One of every five people (20.5%) in Ireland are children under the age of 14. This constitutes the highest proportion of children in the EU, where the average was 15.2% in 2019. Ireland’s proportion of young people under the age of 30 is also the highest in the EU, at 39%. It’s an influential figure for Irish policy makers and regulators, who have strengthened their approach to protection of children’s personal data in recent years. This greater emphasis on children’s rights is due to a number of additional intersecting dynamics including EU law, child abuse scandals, a rise in cyberbullying, and a growing consensus that children face heightened digital risks. These dynamics have also informed the planned establishment of an Online Safety Commissioner, currently advancing as part of the Online Safety and Media Regulation Bill just published and currently receiving strong media attention.
Together with the Irish DPC role as lead regulator for many leading technology and social media companies, these legal and cultural headwinds provide the context within which the DPC aims to develop strong child data protection standards.
Following extensive public consultation, with experts as well as school children, the DPC has issued comprehensive guidance on the processing of children’s data. Entitled “Children Front and Centre: Fundamentals for a Child-Oriented Approach to Data Processing,” the guidance sets out 14 principles (referred to as “the Fundamentals”) for organizations engaged in processing the personal data of children.
In addition to the usual GDPR expectations, the specific Fundamentals also include:
- Zero interference with a child’s best interests, where organizations rely on legitimate interests as their legal basis for processing;
- “Know your customer” requirements focusing on child-oriented transparency; and
- Specific guidance around age verification and consent
The overall aim of the Fundamentals, in protecting the best interests of children, is to at least set a default floor of high standardised protection for all data subjects where children may form part of a mixed user audience.…
On November 18, 2021, the Advocate General of the Court of Justice of the European Union (“CJEU”) issued an opinion on several data retention cases before by the Court, following a long line of CJEU jurisprudence on this topic.
To give context to the issues considered in these cases, Europe’s experience of totalitarian regimes in the last century has shaped its approach to privacy rights. This is evident in the GDPR and in the decisions of the CJEU to date.
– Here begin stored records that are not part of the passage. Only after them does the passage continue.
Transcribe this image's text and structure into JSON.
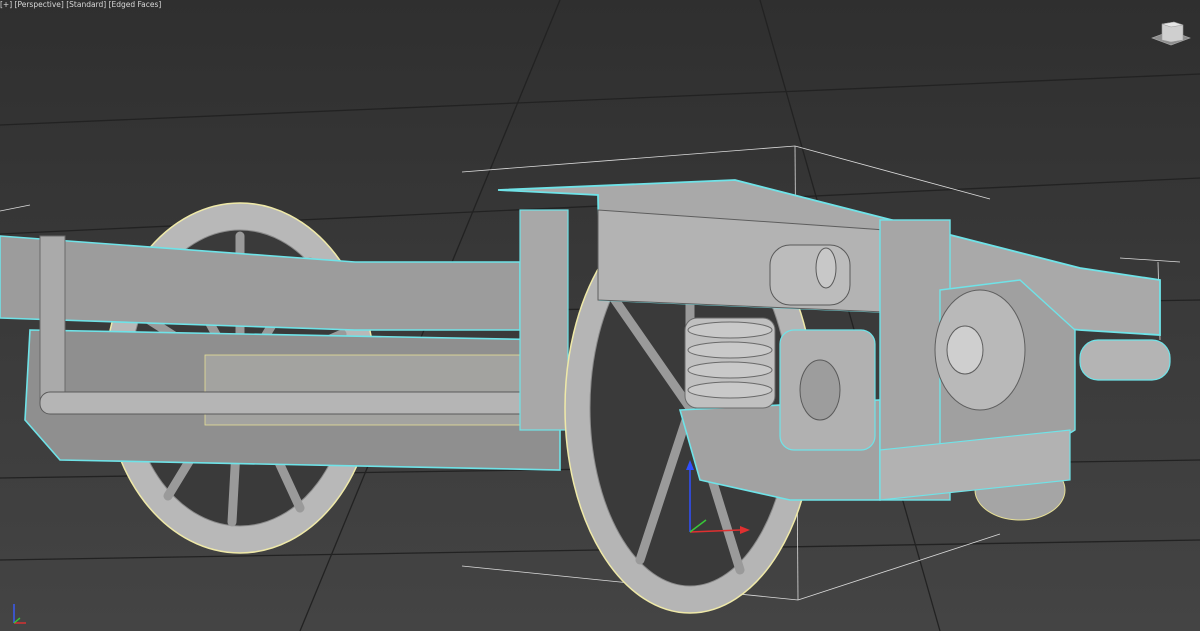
{
  "viewport": {
    "menu_label": "[+]",
    "view_label": "[Perspective]",
    "shading_label": "[Standard]",
    "display_label": "[Edged Faces]"
  },
  "navigation": {
    "viewcube_icon": "viewcube-icon",
    "world_axis_icon": "world-axis-tripod-icon"
  },
  "selection": {
    "highlight_color": "#6fe3e8",
    "bounding_box_color": "#d8d8d8"
  },
  "gizmo": {
    "x_axis_color": "#e03030",
    "y_axis_color": "#38c838",
    "z_axis_color": "#3050ff"
  }
}
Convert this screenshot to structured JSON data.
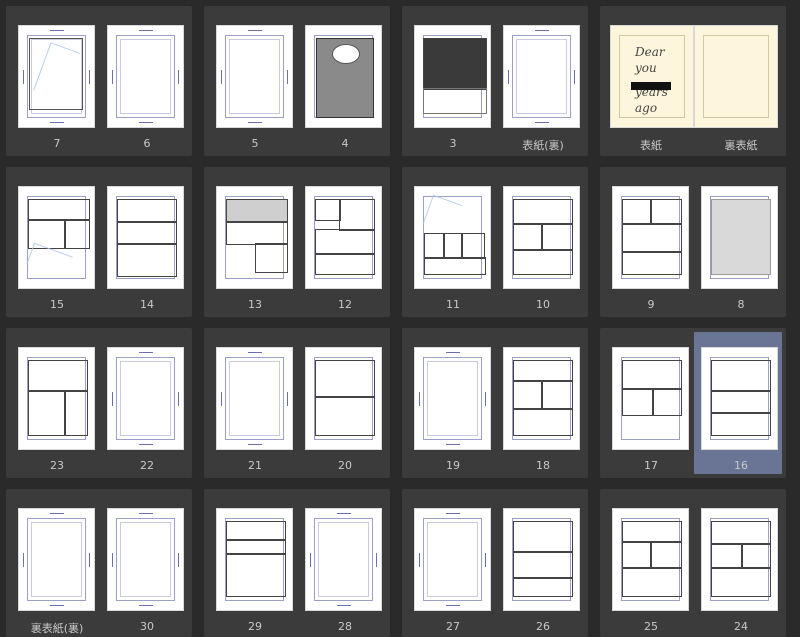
{
  "colors": {
    "background": "#2a2a2a",
    "spread_bg": "#3b3b3b",
    "selection": "#6a7595",
    "label": "#c8c8c8",
    "cover": "#fdf6dc"
  },
  "rows": [
    [
      {
        "left": "7",
        "right": "6"
      },
      {
        "left": "5",
        "right": "4"
      },
      {
        "left": "3",
        "right": "表紙(裏)"
      },
      {
        "left": "表紙",
        "right": "裏表紙"
      }
    ],
    [
      {
        "left": "15",
        "right": "14"
      },
      {
        "left": "13",
        "right": "12"
      },
      {
        "left": "11",
        "right": "10"
      },
      {
        "left": "9",
        "right": "8"
      }
    ],
    [
      {
        "left": "23",
        "right": "22"
      },
      {
        "left": "21",
        "right": "20"
      },
      {
        "left": "19",
        "right": "18"
      },
      {
        "left": "17",
        "right": "16"
      }
    ],
    [
      {
        "left": "裏表紙(裏)",
        "right": "30"
      },
      {
        "left": "29",
        "right": "28"
      },
      {
        "left": "27",
        "right": "26"
      },
      {
        "left": "25",
        "right": "24"
      }
    ]
  ],
  "cover_text": {
    "line1": "Dear",
    "line2": "you",
    "line3": "years",
    "line4": "ago"
  },
  "selected_page": "16"
}
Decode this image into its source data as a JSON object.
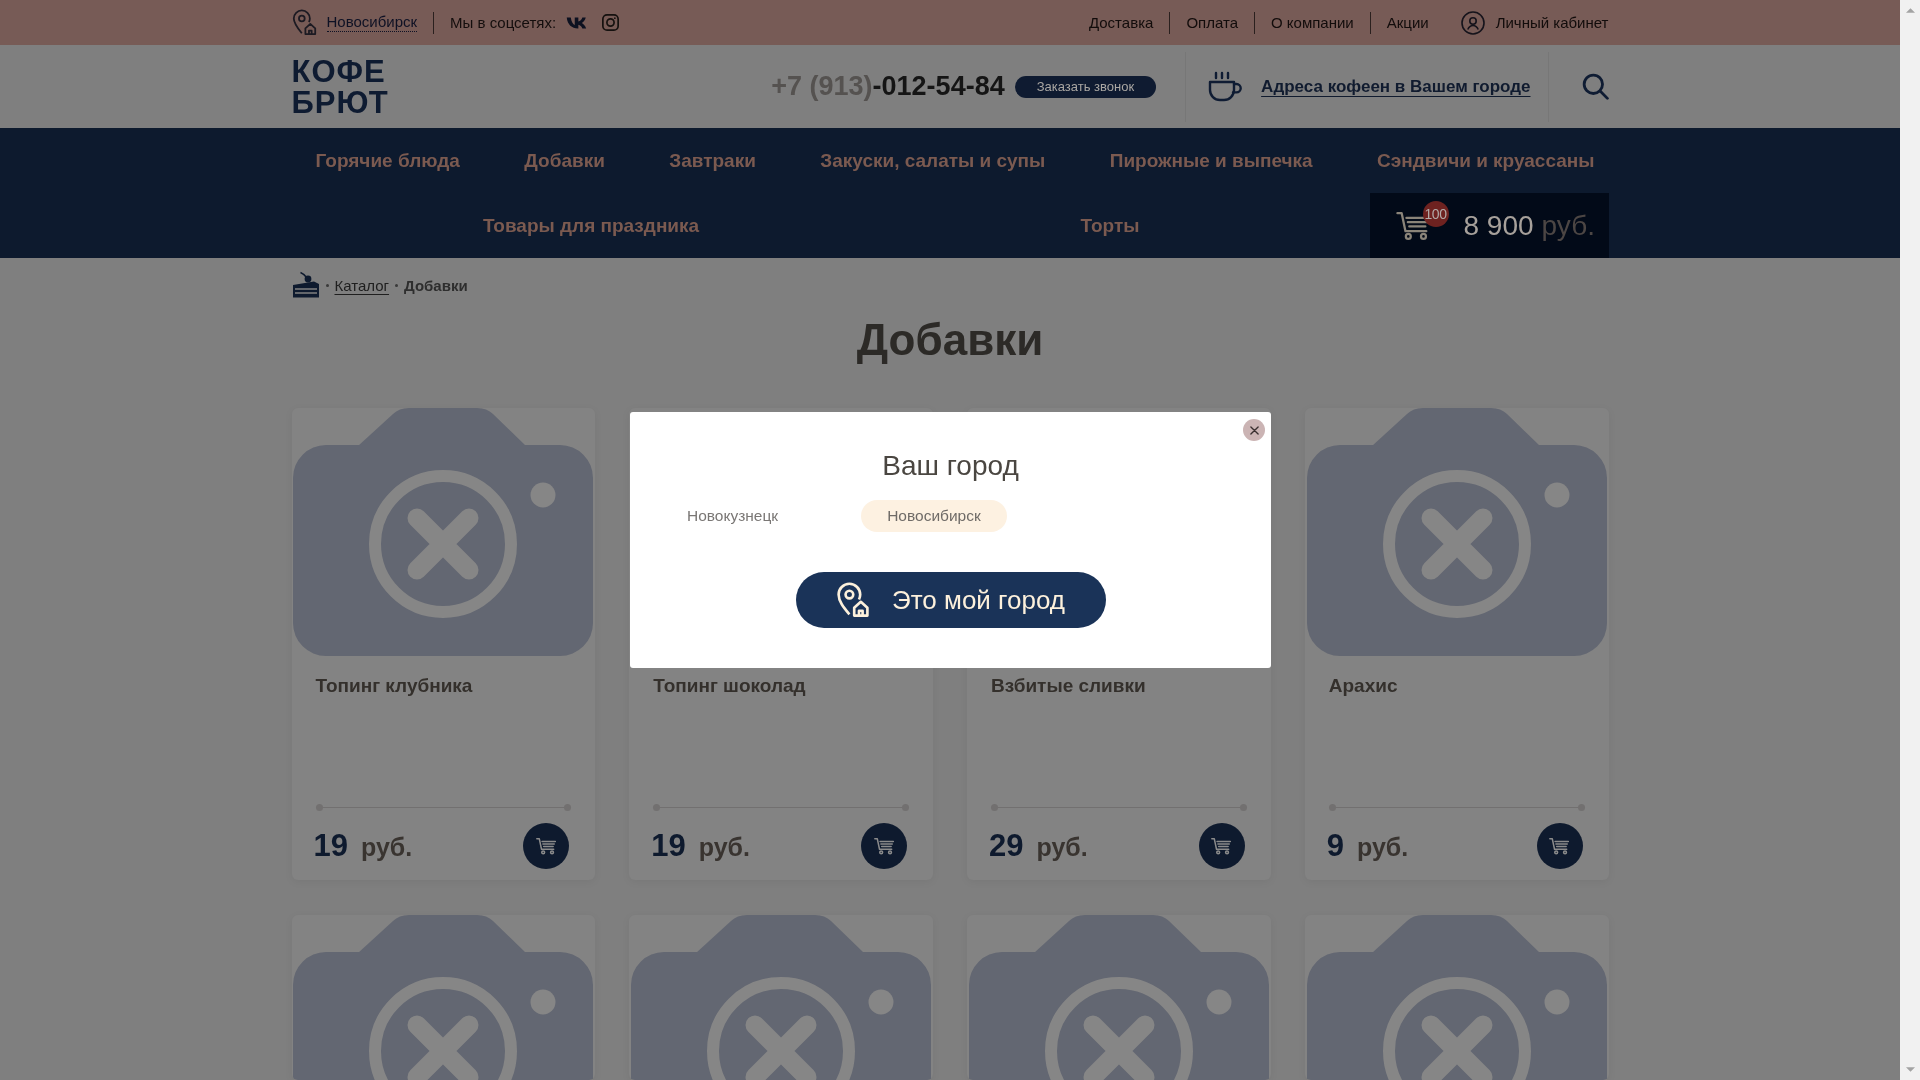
{
  "top_bar": {
    "city": "Новосибирск",
    "social_label": "Мы в соцсетях:",
    "links": [
      "Доставка",
      "Оплата",
      "О компании",
      "Акции"
    ],
    "account": "Личный кабинет"
  },
  "header": {
    "logo": [
      "КОФЕ",
      "БРЮТ"
    ],
    "phone": {
      "code": "+7 (913)",
      "number": "-012-54-84"
    },
    "callback_button": "Заказать звонок",
    "addresses_link": "Адреса кофеен в Вашем городе"
  },
  "nav": {
    "top_row": [
      "Горячие блюда",
      "Добавки",
      "Завтраки",
      "Закуски, салаты и супы",
      "Пирожные и выпечка",
      "Сэндвичи и круассаны"
    ],
    "bottom_row": [
      "Товары для праздника",
      "Торты"
    ],
    "cart": {
      "count": "100",
      "total": "8 900",
      "currency": "руб."
    }
  },
  "breadcrumbs": [
    {
      "label": "Каталог",
      "kind": "link"
    },
    {
      "label": "Добавки",
      "kind": "current"
    }
  ],
  "page_title": "Добавки",
  "products": [
    {
      "kind": "card",
      "name": "Топинг клубника",
      "price": "19",
      "currency": "руб."
    },
    {
      "kind": "covered",
      "name": "Топинг шоколад",
      "price": "19",
      "currency": "руб."
    },
    {
      "kind": "covered",
      "name": "Взбитые сливки",
      "price": "29",
      "currency": "руб."
    },
    {
      "kind": "card",
      "name": "Арахис",
      "price": "9",
      "currency": "руб."
    },
    {
      "kind": "cut_off"
    },
    {
      "kind": "cut_off"
    },
    {
      "kind": "cut_off"
    },
    {
      "kind": "cut_off"
    }
  ],
  "city_dialog": {
    "title": "Ваш город",
    "cities": [
      {
        "name": "Новокузнецк",
        "selected": false
      },
      {
        "name": "Новосибирск",
        "selected": true
      }
    ],
    "confirm_button": "Это мой город"
  }
}
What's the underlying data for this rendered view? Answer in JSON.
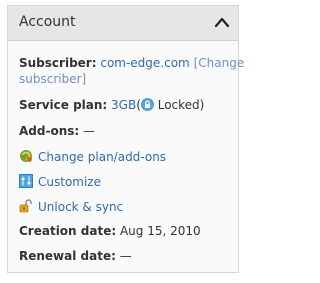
{
  "panel": {
    "title": "Account",
    "collapse_icon": "chevron-up-icon"
  },
  "subscriber": {
    "label": "Subscriber:",
    "domain": "com-edge.com",
    "change_link_part1": "[Change",
    "change_link_part2": "subscriber]"
  },
  "service_plan": {
    "label": "Service plan:",
    "plan": "3GB",
    "open_paren": "(",
    "locked_label": "Locked)",
    "lock_icon": "lock-icon"
  },
  "addons": {
    "label": "Add-ons:",
    "value": "—"
  },
  "actions": [
    {
      "label": "Change plan/add-ons",
      "icon": "change-plan-icon"
    },
    {
      "label": "Customize",
      "icon": "customize-icon"
    },
    {
      "label": "Unlock & sync",
      "icon": "unlock-icon"
    }
  ],
  "creation": {
    "label": "Creation date:",
    "value": "Aug 15, 2010"
  },
  "renewal": {
    "label": "Renewal date:",
    "value": "—"
  }
}
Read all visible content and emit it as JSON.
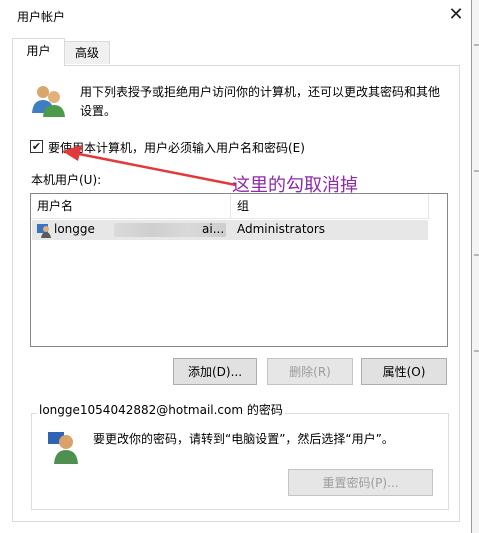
{
  "window": {
    "title": "用户帐户"
  },
  "tabs": [
    {
      "label": "用户",
      "active": true
    },
    {
      "label": "高级",
      "active": false
    }
  ],
  "description": "用下列表授予或拒绝用户访问你的计算机，还可以更改其密码和其他设置。",
  "checkbox": {
    "label": "要使用本计算机，用户必须输入用户名和密码(E)",
    "checked": true
  },
  "annotation": {
    "text": "这里的勾取消掉",
    "color": "#8e2aa8"
  },
  "users_list": {
    "label": "本机用户(U):",
    "columns": [
      "用户名",
      "组"
    ],
    "rows": [
      {
        "name_start": "longge",
        "name_end": "ai...",
        "group": "Administrators"
      }
    ]
  },
  "buttons": {
    "add": "添加(D)...",
    "remove": "删除(R)",
    "properties": "属性(O)"
  },
  "password_group": {
    "legend": "longge1054042882@hotmail.com 的密码",
    "text": "要更改你的密码，请转到“电脑设置”，然后选择“用户”。",
    "reset_button": "重置密码(P)..."
  },
  "icons": {
    "users": "users-icon",
    "user_row": "user-account-icon",
    "key": "user-key-icon",
    "close": "close-icon"
  }
}
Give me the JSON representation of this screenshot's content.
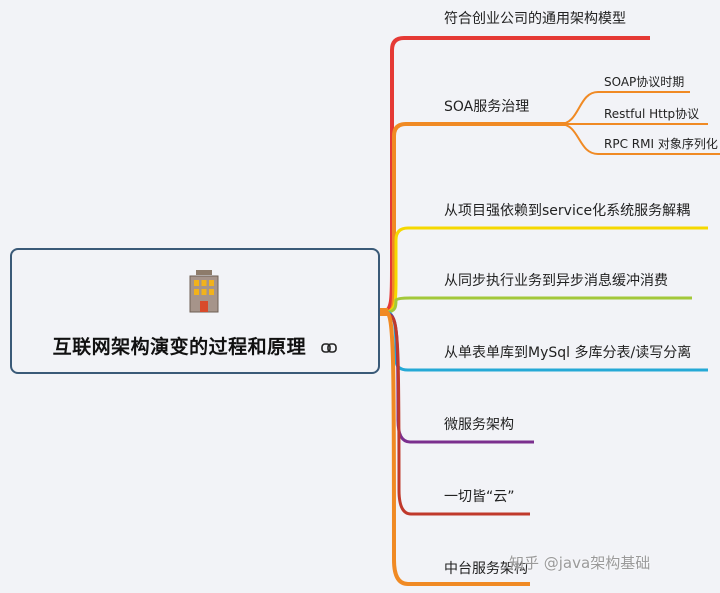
{
  "root": {
    "title": "互联网架构演变的过程和原理"
  },
  "branches": [
    {
      "label": "符合创业公司的通用架构模型",
      "color": "#e53935"
    },
    {
      "label": "SOA服务治理",
      "color": "#f08a24",
      "children": [
        {
          "label": "SOAP协议时期"
        },
        {
          "label": "Restful Http协议"
        },
        {
          "label": "RPC RMI 对象序列化"
        }
      ]
    },
    {
      "label": "从项目强依赖到service化系统服务解耦",
      "color": "#f5d800"
    },
    {
      "label": "从同步执行业务到异步消息缓冲消费",
      "color": "#a3c83a"
    },
    {
      "label": "从单表单库到MySql 多库分表/读写分离",
      "color": "#25a9d6"
    },
    {
      "label": "微服务架构",
      "color": "#7b2f8e"
    },
    {
      "label": "一切皆“云”",
      "color": "#c0392b"
    },
    {
      "label": "中台服务架构",
      "color": "#f08a24"
    }
  ],
  "watermark": "知乎 @java架构基础"
}
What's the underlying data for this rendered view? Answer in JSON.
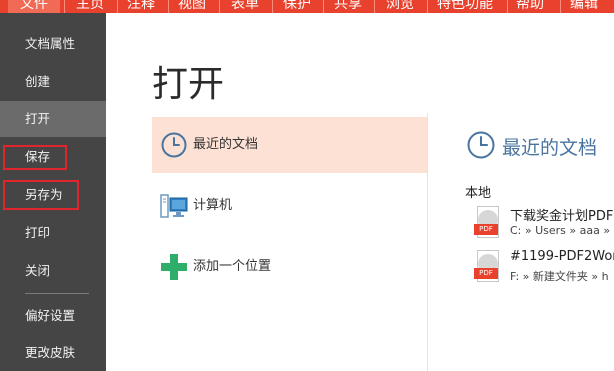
{
  "menu": {
    "items": [
      {
        "label": "文件"
      },
      {
        "label": "主页"
      },
      {
        "label": "注释"
      },
      {
        "label": "视图"
      },
      {
        "label": "表单"
      },
      {
        "label": "保护"
      },
      {
        "label": "共享"
      },
      {
        "label": "浏览"
      },
      {
        "label": "特色功能"
      },
      {
        "label": "帮助"
      },
      {
        "label": "编辑"
      }
    ],
    "active_index": 0
  },
  "sidebar": {
    "items": [
      {
        "label": "文档属性"
      },
      {
        "label": "创建"
      },
      {
        "label": "打开"
      },
      {
        "label": "保存"
      },
      {
        "label": "另存为"
      },
      {
        "label": "打印"
      },
      {
        "label": "关闭"
      },
      {
        "label": "偏好设置"
      },
      {
        "label": "更改皮肤"
      }
    ],
    "selected_index": 2,
    "highlighted": [
      "保存",
      "另存为"
    ]
  },
  "main": {
    "title": "打开",
    "places": [
      {
        "label": "最近的文档",
        "icon": "clock-icon"
      },
      {
        "label": "计算机",
        "icon": "computer-icon"
      },
      {
        "label": "添加一个位置",
        "icon": "plus-icon"
      }
    ],
    "selected_place": 0
  },
  "recent": {
    "title": "最近的文档",
    "section_label": "本地",
    "files": [
      {
        "name": "下载奖金计划PDF",
        "path": "C: » Users » aaa »",
        "icon": "pdf-file-icon"
      },
      {
        "name": "#1199-PDF2Wor",
        "path": "F: » 新建文件夹 » h",
        "icon": "pdf-file-icon"
      }
    ]
  },
  "colors": {
    "menubar": "#e8412d",
    "sidebar": "#454545",
    "sidebar_selected": "#6b6b6b",
    "place_selected": "#fde1d5",
    "accent_blue": "#4a74a0",
    "highlight_box": "#e0262b",
    "plus_green": "#2fae6a"
  }
}
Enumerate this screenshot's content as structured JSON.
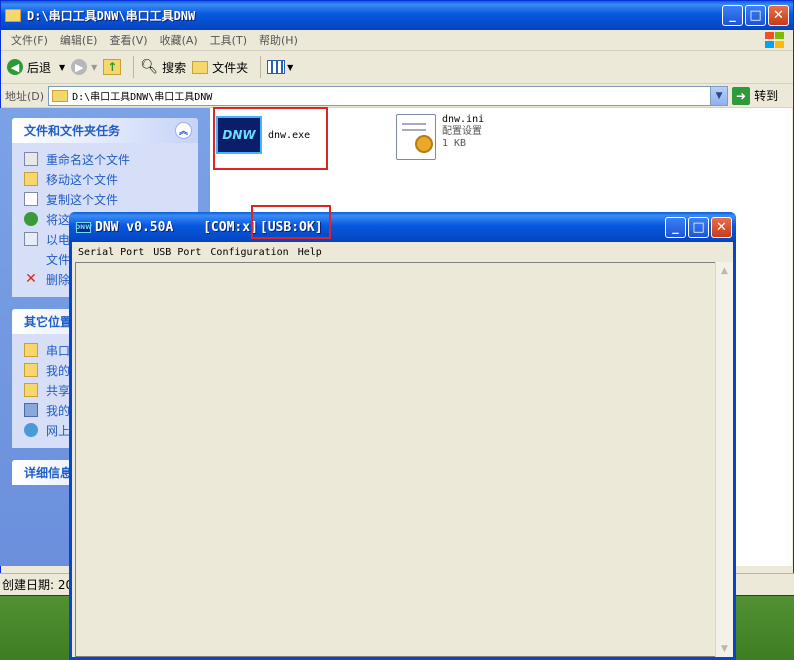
{
  "explorer": {
    "title": "D:\\串口工具DNW\\串口工具DNW",
    "menu": [
      "文件(F)",
      "编辑(E)",
      "查看(V)",
      "收藏(A)",
      "工具(T)",
      "帮助(H)"
    ],
    "toolbar": {
      "back": "后退",
      "search": "搜索",
      "folders": "文件夹"
    },
    "address": {
      "label": "地址(D)",
      "value": "D:\\串口工具DNW\\串口工具DNW",
      "go": "转到"
    },
    "tasks_panel": {
      "header": "文件和文件夹任务",
      "items": [
        "重命名这个文件",
        "移动这个文件",
        "复制这个文件",
        "将这",
        "以电",
        "文件",
        "删除"
      ]
    },
    "places_panel": {
      "header": "其它位置",
      "items": [
        "串口",
        "我的",
        "共享",
        "我的",
        "网上"
      ]
    },
    "details_panel": {
      "header": "详细信息"
    },
    "files": [
      {
        "name": "dnw.exe",
        "icon_text": "DNW"
      },
      {
        "name": "dnw.ini",
        "type": "配置设置",
        "size": "1 KB"
      }
    ],
    "status": "创建日期: 20"
  },
  "dnw": {
    "title_app": "DNW v0.50A",
    "title_com": "[COM:x]",
    "title_usb": "[USB:OK]",
    "icon_text": "DNW",
    "menu": [
      "Serial Port",
      "USB Port",
      "Configuration",
      "Help"
    ]
  },
  "colors": {
    "highlight": "#e02424",
    "xp_blue": "#0548c6",
    "task_link": "#215dc6"
  }
}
But there remain tensions that are complex and difficult to deal with in this area — notably, the tension between individual rights to privacy and data protection on one hand, and the duty of the State to protect its population against security threats and crime on the other. These tensions do not marry easily, as surveillance of personal electronic communications is increasingly demanded to detect and deal with crime and terrorism.…
On November 19, 2021, the European Data Protection Board (“EDPB”) published its draft Guidelines 05/2021 on the Interplay between the application of Article 3 and the provisions on international transfers as per Chapter V of the GDPR (available here). The draft guidelines are currently subject to a public consultation period that ends on January 31, 2022; interested stakeholders can submit their feedback here.
In this blog post, we provide a brief background on the issues addressed in the draft guidelines, and summarize the key takeaways.…